MegaTangram is an online puzzle game with nearly 1950 puzzles to solve. By clicking on the button on the top right hand of the screen you can create your own tangram puzzle and also save it in your ejectamenta account (provided you are first logged on). The shapes can be moved by clicking and dragging the pieces across the board, if you click and drag on the edge of the piece the piece roates. If you click on the edge of the piece they rotate by 45 degree except in the case of the parallelogram piece which flips over (see previous discussion on its chriality or handedness). The game has an “edge align” feature for the shape edges that helps with accurate alignment when the game is in this mode the cursor changes to crosshairs and shapes pause when they align with the edges of other shapes. To change between align and non-align mode click anywhere without moving, the cursor will change from the crosshair to a hand pointer and you can move the piece anywhere you want.
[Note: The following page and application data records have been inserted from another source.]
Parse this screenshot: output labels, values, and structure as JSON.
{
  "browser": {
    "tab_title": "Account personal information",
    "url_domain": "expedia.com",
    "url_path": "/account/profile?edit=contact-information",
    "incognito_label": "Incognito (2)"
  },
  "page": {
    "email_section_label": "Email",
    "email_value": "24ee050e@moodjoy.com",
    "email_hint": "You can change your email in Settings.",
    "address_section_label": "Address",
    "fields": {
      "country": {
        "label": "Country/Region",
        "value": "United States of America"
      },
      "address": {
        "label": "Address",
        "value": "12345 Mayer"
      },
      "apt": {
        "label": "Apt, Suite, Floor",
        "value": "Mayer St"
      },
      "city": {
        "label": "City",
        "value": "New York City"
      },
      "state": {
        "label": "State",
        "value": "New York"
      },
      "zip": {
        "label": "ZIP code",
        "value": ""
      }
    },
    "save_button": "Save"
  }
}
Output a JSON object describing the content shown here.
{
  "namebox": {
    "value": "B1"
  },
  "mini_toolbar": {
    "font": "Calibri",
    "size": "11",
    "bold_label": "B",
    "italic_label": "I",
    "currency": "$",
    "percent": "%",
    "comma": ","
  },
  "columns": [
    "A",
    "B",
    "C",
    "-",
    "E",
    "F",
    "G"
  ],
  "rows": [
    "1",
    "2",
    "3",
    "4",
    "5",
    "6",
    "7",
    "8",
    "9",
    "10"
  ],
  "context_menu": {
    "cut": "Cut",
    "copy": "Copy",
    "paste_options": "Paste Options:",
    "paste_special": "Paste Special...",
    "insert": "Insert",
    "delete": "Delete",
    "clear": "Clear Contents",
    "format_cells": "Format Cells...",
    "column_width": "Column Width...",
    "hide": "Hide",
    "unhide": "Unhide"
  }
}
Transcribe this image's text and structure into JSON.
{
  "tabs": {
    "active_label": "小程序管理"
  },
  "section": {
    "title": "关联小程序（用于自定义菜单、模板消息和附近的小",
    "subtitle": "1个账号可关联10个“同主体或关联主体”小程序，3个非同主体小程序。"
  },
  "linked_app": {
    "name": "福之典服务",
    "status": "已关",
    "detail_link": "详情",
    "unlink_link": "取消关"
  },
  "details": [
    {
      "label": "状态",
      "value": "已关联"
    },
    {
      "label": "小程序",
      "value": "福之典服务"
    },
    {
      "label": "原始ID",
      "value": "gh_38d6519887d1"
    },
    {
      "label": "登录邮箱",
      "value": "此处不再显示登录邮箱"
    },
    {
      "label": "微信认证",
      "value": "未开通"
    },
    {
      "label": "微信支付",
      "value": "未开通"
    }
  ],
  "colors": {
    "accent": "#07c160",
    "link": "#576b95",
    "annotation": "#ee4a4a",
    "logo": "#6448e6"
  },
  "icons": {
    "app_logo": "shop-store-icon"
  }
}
You can also zoom in or out, move the canvas or make the game fullscreen if you find that game play is a bit tight. Once a puzzle is solved it is saved in the user home page and also shows at the top of the tangram puzzle screen. If you click on any of these solved tangrams (or choose the Create Puzzle Landscape menu option) you are taken to a page in which you can add your completed tangrams to an image, colour them and build a landscape picture (an example is shown below).
(Introduction from ‘the fashionable chinese puzzle’, Goodrich and Co. pub. 1818)
Farewell both to Chess and Backgammon! farewell too,
My earliest favourite, the Fox and the Geese!
At which, long before I could write, read, or spell too,
I’ve spent many hours of pastime and peace.
Now for squares and for rectangles, emblems of Science,
And for forms emblematical – none knows of what;
Like Fuseli’s dreams, bidding language defiance,
You can’t tell what they are – no, nor what they are not.
But nor Poet, nor Painter, though giving free scope to
The visions of fancy, when fancy is warm,
Let them do all they can, yet they never could hope to
Surpass the queer figures your Puzzles can form.
Each Beauty, with finger so fair and so taper,
Replaces each section again and again;
Then poutingly turns from the toy to the paper,
Half angry to find that her toil is in vain.
The Geometrician sagaciously chooses
By rule and by reason each piece he lays down;
But still now and then his sage labour he loses,
While he strives to look wiser by dint of a frown.
But He* most of all, holds in due estimation
Your puzzle so peerless, who, harass’d with care,
Has recourse to its aid as a mere recreation,
Which attracts all his thoughts, and which drives off despair.
There are moments in which reading is no relaxation;
When music’s enchantments wake only a sigh;
When all the bright beauties which bloom in creation,
Flash in vain on the fancy, and charm not the eye:
There are hours, in short, when one’s flagg’d spirits sinking
In that kind of employment alone can find ease,
Which so rivets our thoughts we scarce know we are thinking,
And in such moody moments your puzzle can please.
* This ingenious contrivance has for some time past been the favourite amusement of the Ex-Emperor Napolean, who, being now in a debilitated state, and living very retired, passes many hours a day in thus exercising his patience and ingenuity.